It’s an odd thing to work in a highly-dysfunctional work environment. It’s stressful, draining, and ultimately too toxic to withstand. But there are unintended positive side effects, like developing a thick skin–practically dragon hide–when it comes to content wars.
I work in higher education, which has the strange distinction of being a kind of bifurcated organizations. There’s administration and faculty, as the two typically warring factions. But then toss in a bevvy of support services, student life, and the more process-based areas like financial aid, business/tuition office, registration, AND THEN the purely service-based like Marketing and IT, and it’s easy to see how things which are shared become contentious.
The website is ground zero for contentious things. It makes any redesign/restructuring tricky. Particularly when the existing governance and workflow don’t work well (assuming that those things even exist. And then implementing either one is fodder for an entirely different post).

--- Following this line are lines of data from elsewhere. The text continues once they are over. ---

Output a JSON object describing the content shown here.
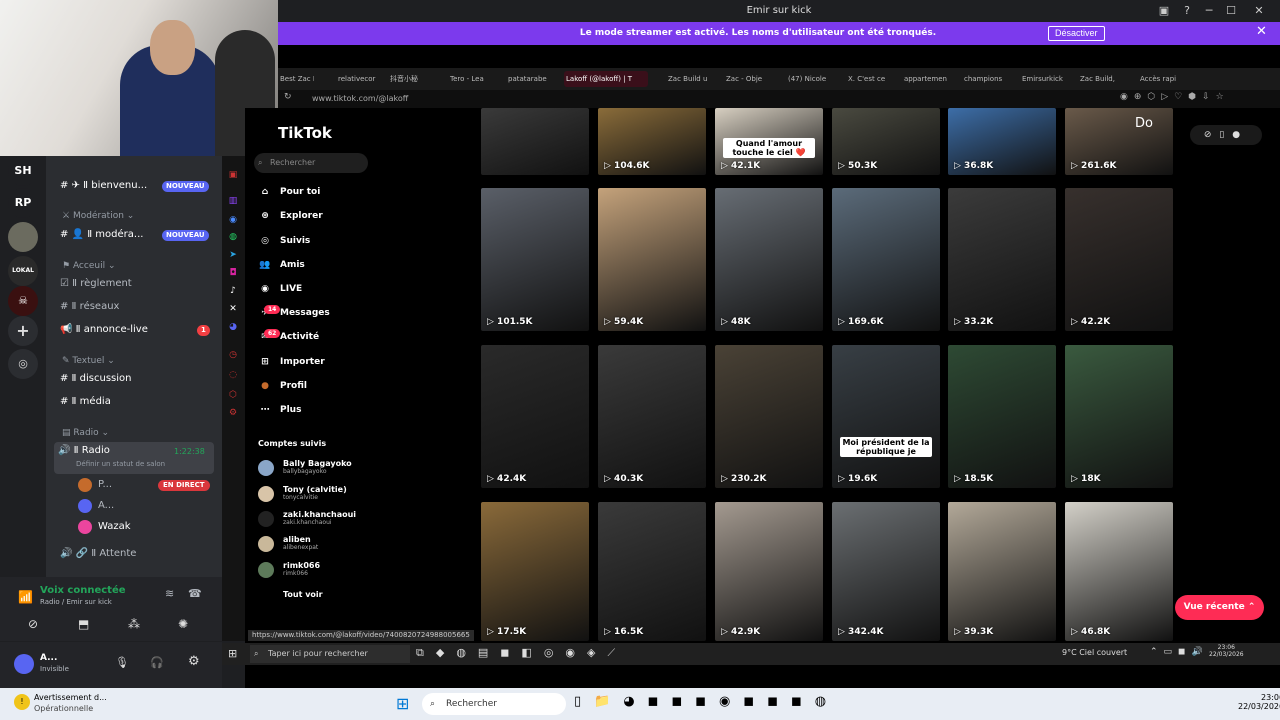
{
  "window": {
    "title": "Emir sur kick"
  },
  "banner": {
    "text": "Le mode streamer est activé. Les noms d'utilisateur ont été tronqués.",
    "button": "Désactiver"
  },
  "guilds": [
    "SH",
    "RP"
  ],
  "discord": {
    "channels": [
      {
        "type": "text",
        "label": "bienvenu...",
        "badge": "NOUVEAU"
      },
      {
        "type": "category",
        "label": "Modération"
      },
      {
        "type": "text",
        "label": "modéra...",
        "badge": "NOUVEAU"
      },
      {
        "type": "category",
        "label": "Acceuil"
      },
      {
        "type": "text",
        "label": "règlement"
      },
      {
        "type": "text",
        "label": "réseaux"
      },
      {
        "type": "text",
        "label": "annonce-live",
        "count": "1"
      },
      {
        "type": "category",
        "label": "Textuel"
      },
      {
        "type": "text",
        "label": "discussion"
      },
      {
        "type": "text",
        "label": "média"
      },
      {
        "type": "category",
        "label": "Radio"
      }
    ],
    "radio": {
      "label": "Radio",
      "timer": "1:22:38",
      "status": "Définir un statut de salon"
    },
    "voice_users": [
      {
        "name": "P...",
        "badge": "EN DIRECT"
      },
      {
        "name": "A..."
      },
      {
        "name": "Wazak"
      }
    ],
    "waiting": "Attente",
    "voice_connected": "Voix connectée",
    "voice_location": "Radio / Emir sur kick",
    "user": {
      "name": "A...",
      "status": "Invisible"
    }
  },
  "browser": {
    "tabs": [
      "Best Zac Pi",
      "relativecor",
      "抖音小秘",
      "Tero - Lea",
      "patatarabe",
      "Lakoff (@lakoff) | T",
      "Zac Build u",
      "Zac - Obje",
      "(47) Nicole",
      "X. C'est ce",
      "appartemen",
      "champions",
      "Emirsurkick",
      "Zac Build,",
      "Accès rapi"
    ],
    "url": "www.tiktok.com/@lakoff",
    "hover_url": "https://www.tiktok.com/@lakoff/video/7400820724988005665"
  },
  "tiktok": {
    "logo": "TikTok",
    "search_placeholder": "Rechercher",
    "nav": [
      {
        "label": "Pour toi",
        "icon": "home-icon"
      },
      {
        "label": "Explorer",
        "icon": "compass-icon"
      },
      {
        "label": "Suivis",
        "icon": "following-icon"
      },
      {
        "label": "Amis",
        "icon": "friends-icon"
      },
      {
        "label": "LIVE",
        "icon": "live-icon"
      },
      {
        "label": "Messages",
        "icon": "message-icon",
        "badge": "14"
      },
      {
        "label": "Activité",
        "icon": "activity-icon",
        "badge": "62"
      },
      {
        "label": "Importer",
        "icon": "upload-icon"
      },
      {
        "label": "Profil",
        "icon": "profile-icon"
      },
      {
        "label": "Plus",
        "icon": "more-icon"
      }
    ],
    "following_title": "Comptes suivis",
    "following": [
      {
        "name": "Bally Bagayoko",
        "user": "ballybagayoko"
      },
      {
        "name": "Tony (calvitie)",
        "user": "tonycalvitie"
      },
      {
        "name": "zaki.khanchaoui",
        "user": "zaki.khanchaoui"
      },
      {
        "name": "aliben",
        "user": "alibenexpat"
      },
      {
        "name": "rimk066",
        "user": "rimk066"
      }
    ],
    "see_all": "Tout voir",
    "videos": [
      [
        "",
        "104.6K",
        "42.1K",
        "50.3K",
        "36.8K",
        "261.6K"
      ],
      [
        "101.5K",
        "59.4K",
        "48K",
        "169.6K",
        "33.2K",
        "42.2K"
      ],
      [
        "42.4K",
        "40.3K",
        "230.2K",
        "19.6K",
        "18.5K",
        "18K"
      ],
      [
        "17.5K",
        "16.5K",
        "42.9K",
        "342.4K",
        "39.3K",
        "46.8K"
      ]
    ],
    "captions": {
      "top": "Quand l'amour touche le ciel ❤️",
      "president": "Moi président de la république je",
      "do": "Do"
    },
    "recent_button": "Vue récente"
  },
  "taskbar_inner": {
    "search": "Taper ici pour rechercher",
    "weather": "9°C  Ciel couvert",
    "time": "23:06",
    "date": "22/03/2026"
  },
  "taskbar": {
    "search": "Rechercher",
    "notif_title": "Avertissement d...",
    "notif_status": "Opérationnelle",
    "time": "23:06",
    "date": "22/03/2026"
  }
}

I don’t need to trumpet the
CONTENT IS KING
message at this point, but it’s so fascinating to me that this is by far the topic that tends to get the most scrutiny and most attacks from the widest variety of people. But, when it comes to updating, editing and crafting *good* content, all those people disappear / become too busy / just don’t do it.
Earning That Targaryen Armor
In my first web strategy role, I took this personally. Like, very personally. If someone disparaged something I had worked on, if they didn’t respond to my requests for information, if they threw me under the bus and claimed untrue things, I defaulted into silence. It took a while (and a really good boss, and some new coworkers) to bring me back up again, and learn how to stand my ground. In essence, that baptism by fire taught me how to discern usable criticism from the babbling insecurities of others (because usually people disparage to deflect from their own perceived inadequacies).
Bringing this background to environments that are much more functional has a few unintended consequences: I think I bring a different focus and drive than others who haven’t had to prove themselves and hold their own publicly, and I also don’t dwell on the slights of others. Don’t let negative Nellies drag you down; take what you can from the experience and leave the rest. Eventually, you’ll weather enough to withstand the fire.
(stray observation: this turned out to be much less ASOIAF-themed than intended)